MY post about Luciana Berger’s swift exit from the race for a council seat in St Pancras and Somers Town caused a bit of a stir (Luciana heads to Liverpool). I was rightly corrected that Berger will not have a guaranteed path to the House of Commons by running for Labour in Liverpool Wavertree. The Lib Dems, by all accounts, are closing in on a seat held by the same Labour MP for 18 years. I’d guess it’s probably still regarded as a better bet for Labour than a well-known constituency closer to home though.
There was also comment on these pages from David Bartlett, a journalist at the Liverpool Echo, who has blogged this week about the apparent division Luciana’s candidacy has caused. It’s not a Labour vs Lib Dem sort of division, but a division within the Labour Party itself. Apparently, just one day after she was confirmed as the new candidate, another Liverpool MP Peter Kilfoyle has dismissed her as little more than a student politician. Frosty.
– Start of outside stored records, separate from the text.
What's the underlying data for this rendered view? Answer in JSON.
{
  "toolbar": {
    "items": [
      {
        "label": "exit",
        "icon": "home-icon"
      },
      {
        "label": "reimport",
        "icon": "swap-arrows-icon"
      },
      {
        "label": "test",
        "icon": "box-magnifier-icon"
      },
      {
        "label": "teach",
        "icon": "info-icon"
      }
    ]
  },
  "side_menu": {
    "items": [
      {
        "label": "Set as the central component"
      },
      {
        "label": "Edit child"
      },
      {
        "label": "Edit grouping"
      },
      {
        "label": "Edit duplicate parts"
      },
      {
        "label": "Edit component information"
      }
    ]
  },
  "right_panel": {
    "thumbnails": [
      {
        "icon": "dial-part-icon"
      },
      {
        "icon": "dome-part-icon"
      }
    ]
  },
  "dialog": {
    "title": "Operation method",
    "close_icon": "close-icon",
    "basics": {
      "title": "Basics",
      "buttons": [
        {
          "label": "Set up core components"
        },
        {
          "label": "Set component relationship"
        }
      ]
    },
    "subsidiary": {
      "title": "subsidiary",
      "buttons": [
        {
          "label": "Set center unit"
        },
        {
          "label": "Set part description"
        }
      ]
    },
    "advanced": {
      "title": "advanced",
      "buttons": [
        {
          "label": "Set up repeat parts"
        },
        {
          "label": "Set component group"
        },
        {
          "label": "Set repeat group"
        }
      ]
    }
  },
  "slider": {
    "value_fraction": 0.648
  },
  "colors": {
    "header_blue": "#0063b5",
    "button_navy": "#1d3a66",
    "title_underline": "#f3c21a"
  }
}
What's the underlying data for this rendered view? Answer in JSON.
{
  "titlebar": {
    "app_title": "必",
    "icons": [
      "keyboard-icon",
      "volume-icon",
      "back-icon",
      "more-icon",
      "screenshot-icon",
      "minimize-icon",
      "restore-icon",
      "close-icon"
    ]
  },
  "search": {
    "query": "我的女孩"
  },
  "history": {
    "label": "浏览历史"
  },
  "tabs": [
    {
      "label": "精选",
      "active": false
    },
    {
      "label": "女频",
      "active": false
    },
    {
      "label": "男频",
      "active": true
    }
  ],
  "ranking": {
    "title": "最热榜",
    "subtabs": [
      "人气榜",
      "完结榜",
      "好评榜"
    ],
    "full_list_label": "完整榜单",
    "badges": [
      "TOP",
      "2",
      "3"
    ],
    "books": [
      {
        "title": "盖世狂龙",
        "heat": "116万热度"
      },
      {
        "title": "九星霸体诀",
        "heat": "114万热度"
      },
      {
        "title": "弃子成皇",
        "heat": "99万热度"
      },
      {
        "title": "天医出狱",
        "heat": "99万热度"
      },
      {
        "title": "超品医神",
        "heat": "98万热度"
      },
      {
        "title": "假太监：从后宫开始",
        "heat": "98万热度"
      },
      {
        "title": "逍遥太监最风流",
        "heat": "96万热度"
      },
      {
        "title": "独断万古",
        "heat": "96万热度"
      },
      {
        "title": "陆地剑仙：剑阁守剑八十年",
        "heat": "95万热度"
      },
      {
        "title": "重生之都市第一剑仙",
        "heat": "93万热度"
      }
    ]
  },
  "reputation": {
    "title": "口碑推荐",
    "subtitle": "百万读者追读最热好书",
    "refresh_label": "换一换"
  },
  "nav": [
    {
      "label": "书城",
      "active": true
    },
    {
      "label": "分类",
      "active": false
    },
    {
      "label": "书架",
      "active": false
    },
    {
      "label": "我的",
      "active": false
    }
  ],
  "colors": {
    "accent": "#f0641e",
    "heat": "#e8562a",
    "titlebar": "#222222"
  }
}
Now, I don’t pretend to be an expert in the politics of Liverpool – got enough going on in London – but doesn’t this sound all too familiar? When the Labour Party need unity in the face of encroaching threat, why do members always seem to turn on themselves? Fighting among themselves, distracting each other from the increasingly daunting task of holding onto seats that they would traditionally have no problem winning.
Certainly there are Labour-supporting locals in Liverpool who regard Berger as a classic carpet bagger who has picked off a seat which gives her the best chance of a quick route to Parliament. But you wonder whether this kind of public civil war, to use the Echo’s term for it, will only lead to the whole lot of them being turfed out on their backsides. Then they will have plenty of time on their hands to argue out their differences.